## The task
Every line of the records below that has the word "Shift" should be copied.

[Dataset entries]
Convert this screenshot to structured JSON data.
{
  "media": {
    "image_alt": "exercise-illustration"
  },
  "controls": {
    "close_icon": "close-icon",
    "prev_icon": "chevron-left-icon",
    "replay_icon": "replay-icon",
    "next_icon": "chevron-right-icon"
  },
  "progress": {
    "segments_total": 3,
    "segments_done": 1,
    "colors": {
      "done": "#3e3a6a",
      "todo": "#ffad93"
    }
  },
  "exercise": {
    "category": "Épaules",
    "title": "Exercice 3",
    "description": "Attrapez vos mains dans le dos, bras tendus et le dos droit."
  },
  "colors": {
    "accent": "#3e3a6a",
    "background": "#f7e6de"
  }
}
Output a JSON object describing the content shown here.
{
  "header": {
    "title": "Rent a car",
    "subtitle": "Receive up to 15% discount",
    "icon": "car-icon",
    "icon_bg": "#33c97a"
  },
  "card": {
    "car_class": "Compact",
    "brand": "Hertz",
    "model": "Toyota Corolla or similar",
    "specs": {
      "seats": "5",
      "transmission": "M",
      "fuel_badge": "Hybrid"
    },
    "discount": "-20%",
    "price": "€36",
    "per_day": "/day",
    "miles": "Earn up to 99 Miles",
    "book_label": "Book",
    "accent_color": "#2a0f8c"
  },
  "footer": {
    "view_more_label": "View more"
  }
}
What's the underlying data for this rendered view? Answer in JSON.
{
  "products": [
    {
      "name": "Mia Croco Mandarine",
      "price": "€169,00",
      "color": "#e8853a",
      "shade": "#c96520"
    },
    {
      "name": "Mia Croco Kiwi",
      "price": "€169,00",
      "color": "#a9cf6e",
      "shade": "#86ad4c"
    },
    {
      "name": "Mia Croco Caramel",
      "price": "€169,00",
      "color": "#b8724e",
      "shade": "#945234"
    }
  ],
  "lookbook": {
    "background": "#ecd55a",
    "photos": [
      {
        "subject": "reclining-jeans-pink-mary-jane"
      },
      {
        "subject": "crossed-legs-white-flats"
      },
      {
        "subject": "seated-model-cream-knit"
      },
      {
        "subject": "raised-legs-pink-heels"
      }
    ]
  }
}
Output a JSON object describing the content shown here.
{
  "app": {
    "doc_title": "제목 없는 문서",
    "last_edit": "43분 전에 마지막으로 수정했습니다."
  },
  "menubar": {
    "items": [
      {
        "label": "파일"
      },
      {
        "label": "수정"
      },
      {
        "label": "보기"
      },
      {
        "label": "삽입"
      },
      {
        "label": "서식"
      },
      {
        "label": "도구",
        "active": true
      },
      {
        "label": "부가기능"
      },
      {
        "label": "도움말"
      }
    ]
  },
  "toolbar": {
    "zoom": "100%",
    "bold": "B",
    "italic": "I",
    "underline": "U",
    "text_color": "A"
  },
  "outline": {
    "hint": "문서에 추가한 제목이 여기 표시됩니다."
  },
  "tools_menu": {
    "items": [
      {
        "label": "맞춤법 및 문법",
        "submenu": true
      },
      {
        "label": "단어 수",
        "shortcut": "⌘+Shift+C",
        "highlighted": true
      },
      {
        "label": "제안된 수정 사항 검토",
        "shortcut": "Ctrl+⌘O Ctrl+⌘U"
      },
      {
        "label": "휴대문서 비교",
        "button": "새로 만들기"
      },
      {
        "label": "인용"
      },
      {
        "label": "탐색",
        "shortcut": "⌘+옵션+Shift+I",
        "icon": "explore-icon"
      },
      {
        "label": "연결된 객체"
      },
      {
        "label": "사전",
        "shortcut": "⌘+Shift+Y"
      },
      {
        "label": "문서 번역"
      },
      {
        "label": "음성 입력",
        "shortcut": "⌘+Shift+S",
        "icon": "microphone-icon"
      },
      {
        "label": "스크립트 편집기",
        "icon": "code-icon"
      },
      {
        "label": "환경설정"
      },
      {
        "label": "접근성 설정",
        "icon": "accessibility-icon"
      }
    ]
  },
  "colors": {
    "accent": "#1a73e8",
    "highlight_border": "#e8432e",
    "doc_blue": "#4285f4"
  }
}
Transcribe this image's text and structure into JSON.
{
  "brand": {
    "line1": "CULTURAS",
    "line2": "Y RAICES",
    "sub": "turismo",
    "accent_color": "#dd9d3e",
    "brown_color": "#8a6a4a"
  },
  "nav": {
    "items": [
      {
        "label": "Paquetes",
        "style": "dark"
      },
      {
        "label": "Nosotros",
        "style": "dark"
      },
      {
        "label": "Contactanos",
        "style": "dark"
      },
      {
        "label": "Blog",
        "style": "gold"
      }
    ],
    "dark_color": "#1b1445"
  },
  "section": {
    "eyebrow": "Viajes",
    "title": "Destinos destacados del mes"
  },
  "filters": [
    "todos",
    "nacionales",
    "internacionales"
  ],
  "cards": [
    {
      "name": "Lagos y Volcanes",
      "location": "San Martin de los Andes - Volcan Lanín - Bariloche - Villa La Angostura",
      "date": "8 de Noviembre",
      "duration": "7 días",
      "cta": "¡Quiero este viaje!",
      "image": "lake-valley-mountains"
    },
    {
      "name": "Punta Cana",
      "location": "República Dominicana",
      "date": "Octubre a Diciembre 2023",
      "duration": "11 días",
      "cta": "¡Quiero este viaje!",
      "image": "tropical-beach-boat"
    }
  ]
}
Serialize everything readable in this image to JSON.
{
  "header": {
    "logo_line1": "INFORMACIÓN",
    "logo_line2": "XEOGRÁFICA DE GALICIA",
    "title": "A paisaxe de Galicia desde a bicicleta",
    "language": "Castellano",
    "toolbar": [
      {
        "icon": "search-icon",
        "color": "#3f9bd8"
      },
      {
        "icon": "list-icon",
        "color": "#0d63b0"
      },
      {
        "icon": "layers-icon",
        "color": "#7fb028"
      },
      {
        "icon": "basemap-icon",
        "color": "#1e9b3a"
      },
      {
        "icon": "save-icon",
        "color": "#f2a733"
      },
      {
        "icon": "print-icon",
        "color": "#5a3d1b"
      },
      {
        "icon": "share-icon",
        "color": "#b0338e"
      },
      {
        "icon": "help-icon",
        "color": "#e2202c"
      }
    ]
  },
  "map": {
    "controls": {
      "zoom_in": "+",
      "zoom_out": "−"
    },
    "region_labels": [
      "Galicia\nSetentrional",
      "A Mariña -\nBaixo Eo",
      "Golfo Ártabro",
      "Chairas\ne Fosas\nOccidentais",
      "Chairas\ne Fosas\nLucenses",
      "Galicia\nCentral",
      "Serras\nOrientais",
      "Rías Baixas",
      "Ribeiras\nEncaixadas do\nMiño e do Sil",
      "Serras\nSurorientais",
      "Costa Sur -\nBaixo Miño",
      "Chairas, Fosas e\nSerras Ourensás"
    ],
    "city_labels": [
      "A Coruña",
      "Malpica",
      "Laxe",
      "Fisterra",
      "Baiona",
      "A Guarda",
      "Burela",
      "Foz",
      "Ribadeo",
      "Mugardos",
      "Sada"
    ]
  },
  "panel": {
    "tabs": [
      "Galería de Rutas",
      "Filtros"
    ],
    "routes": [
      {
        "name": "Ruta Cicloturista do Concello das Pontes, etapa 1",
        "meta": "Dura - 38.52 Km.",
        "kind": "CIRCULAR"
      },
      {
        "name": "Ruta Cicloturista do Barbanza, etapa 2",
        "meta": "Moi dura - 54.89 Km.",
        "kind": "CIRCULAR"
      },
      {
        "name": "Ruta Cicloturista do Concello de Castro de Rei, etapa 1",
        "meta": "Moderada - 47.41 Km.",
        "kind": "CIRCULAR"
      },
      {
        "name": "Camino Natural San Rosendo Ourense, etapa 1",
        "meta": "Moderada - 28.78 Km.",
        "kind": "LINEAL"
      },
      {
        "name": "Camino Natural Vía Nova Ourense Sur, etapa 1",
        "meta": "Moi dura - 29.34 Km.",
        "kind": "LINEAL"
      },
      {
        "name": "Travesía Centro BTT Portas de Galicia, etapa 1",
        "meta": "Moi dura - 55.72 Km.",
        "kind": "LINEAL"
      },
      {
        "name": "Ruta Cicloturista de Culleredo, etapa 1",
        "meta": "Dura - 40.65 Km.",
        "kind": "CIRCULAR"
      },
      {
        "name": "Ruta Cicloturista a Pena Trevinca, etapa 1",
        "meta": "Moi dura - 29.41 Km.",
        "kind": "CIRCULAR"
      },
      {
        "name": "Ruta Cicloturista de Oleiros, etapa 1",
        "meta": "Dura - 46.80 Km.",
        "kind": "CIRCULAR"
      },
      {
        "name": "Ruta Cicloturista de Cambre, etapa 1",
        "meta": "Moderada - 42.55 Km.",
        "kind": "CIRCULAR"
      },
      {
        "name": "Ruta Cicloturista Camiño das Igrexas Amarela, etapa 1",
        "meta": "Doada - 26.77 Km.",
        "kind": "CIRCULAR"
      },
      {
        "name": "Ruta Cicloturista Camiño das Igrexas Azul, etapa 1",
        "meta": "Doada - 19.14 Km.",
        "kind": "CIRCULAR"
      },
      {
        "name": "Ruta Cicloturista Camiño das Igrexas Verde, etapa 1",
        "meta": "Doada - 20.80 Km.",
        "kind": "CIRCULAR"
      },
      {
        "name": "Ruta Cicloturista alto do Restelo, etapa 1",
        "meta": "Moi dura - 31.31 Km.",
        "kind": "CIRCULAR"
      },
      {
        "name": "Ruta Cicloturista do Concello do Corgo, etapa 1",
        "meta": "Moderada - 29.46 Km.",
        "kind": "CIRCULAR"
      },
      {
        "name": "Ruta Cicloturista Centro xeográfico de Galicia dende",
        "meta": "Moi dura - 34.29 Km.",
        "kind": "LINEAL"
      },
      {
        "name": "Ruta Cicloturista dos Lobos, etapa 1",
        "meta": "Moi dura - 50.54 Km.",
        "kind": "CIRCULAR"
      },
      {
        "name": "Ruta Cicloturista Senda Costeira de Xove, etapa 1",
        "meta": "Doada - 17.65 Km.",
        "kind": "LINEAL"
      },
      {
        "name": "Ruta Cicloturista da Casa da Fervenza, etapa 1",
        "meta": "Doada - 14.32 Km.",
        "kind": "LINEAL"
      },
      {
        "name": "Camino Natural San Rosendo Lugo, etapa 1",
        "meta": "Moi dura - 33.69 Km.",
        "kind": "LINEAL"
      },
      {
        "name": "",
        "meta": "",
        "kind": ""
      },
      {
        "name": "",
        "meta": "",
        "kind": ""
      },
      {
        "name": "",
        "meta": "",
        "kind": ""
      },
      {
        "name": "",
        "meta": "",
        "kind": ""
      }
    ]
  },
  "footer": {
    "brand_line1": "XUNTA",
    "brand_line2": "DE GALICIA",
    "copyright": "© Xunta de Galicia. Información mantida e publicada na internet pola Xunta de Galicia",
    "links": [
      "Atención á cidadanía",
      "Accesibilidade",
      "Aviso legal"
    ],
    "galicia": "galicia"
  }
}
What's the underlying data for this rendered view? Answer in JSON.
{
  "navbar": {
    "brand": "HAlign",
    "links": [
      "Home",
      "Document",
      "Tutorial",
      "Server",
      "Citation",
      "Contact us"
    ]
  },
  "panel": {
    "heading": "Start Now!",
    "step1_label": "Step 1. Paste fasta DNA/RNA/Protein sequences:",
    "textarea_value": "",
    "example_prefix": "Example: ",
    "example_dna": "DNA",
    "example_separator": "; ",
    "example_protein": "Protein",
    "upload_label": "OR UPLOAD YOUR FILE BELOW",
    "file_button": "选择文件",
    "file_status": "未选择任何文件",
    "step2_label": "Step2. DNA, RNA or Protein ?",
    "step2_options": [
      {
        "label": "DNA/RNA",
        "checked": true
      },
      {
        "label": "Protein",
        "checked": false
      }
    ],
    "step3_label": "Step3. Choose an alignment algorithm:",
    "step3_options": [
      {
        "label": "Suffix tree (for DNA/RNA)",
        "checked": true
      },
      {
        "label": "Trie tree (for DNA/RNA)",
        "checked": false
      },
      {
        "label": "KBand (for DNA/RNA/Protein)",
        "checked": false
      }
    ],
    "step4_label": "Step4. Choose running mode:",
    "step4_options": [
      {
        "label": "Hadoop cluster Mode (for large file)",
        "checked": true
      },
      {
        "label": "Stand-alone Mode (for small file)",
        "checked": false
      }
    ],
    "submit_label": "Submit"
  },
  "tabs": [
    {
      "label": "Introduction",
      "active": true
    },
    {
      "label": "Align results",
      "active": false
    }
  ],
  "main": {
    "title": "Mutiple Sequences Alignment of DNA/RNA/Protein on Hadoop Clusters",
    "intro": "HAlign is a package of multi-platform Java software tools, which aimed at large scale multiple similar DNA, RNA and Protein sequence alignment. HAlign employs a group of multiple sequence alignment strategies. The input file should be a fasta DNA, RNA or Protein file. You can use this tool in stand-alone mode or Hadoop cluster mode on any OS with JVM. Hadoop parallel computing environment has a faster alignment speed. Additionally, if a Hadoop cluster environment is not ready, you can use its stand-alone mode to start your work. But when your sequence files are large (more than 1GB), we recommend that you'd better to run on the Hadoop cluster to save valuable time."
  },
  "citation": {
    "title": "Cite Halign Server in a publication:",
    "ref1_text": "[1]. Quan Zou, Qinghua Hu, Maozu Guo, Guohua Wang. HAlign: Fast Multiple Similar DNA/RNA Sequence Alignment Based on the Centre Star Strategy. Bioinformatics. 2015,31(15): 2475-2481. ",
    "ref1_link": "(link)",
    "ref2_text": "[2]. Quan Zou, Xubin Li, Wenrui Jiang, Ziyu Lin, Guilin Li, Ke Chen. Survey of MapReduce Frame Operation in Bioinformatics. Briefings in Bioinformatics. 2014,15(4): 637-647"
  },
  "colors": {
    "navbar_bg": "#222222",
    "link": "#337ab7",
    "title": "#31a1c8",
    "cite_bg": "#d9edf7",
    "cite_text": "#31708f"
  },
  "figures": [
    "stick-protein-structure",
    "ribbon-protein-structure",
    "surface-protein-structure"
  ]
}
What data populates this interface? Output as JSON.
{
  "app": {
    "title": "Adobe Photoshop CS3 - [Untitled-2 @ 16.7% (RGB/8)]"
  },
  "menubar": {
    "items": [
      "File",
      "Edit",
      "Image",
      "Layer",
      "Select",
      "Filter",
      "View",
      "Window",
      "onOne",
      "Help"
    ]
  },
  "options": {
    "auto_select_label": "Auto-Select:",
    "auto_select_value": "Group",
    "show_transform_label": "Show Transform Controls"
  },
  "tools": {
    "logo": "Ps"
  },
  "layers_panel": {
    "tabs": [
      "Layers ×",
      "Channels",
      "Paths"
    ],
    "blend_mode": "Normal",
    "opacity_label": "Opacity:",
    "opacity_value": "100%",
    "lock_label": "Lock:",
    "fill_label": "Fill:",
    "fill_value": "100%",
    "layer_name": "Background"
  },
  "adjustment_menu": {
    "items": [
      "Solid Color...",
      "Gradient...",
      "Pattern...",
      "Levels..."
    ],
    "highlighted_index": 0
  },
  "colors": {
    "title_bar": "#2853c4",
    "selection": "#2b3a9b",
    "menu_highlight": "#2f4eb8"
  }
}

## Result below
        "shortcut": "⌘+Shift+C",
        "shortcut": "⌘+옵션+Shift+I",
        "shortcut": "⌘+Shift+Y"
        "shortcut": "⌘+Shift+S",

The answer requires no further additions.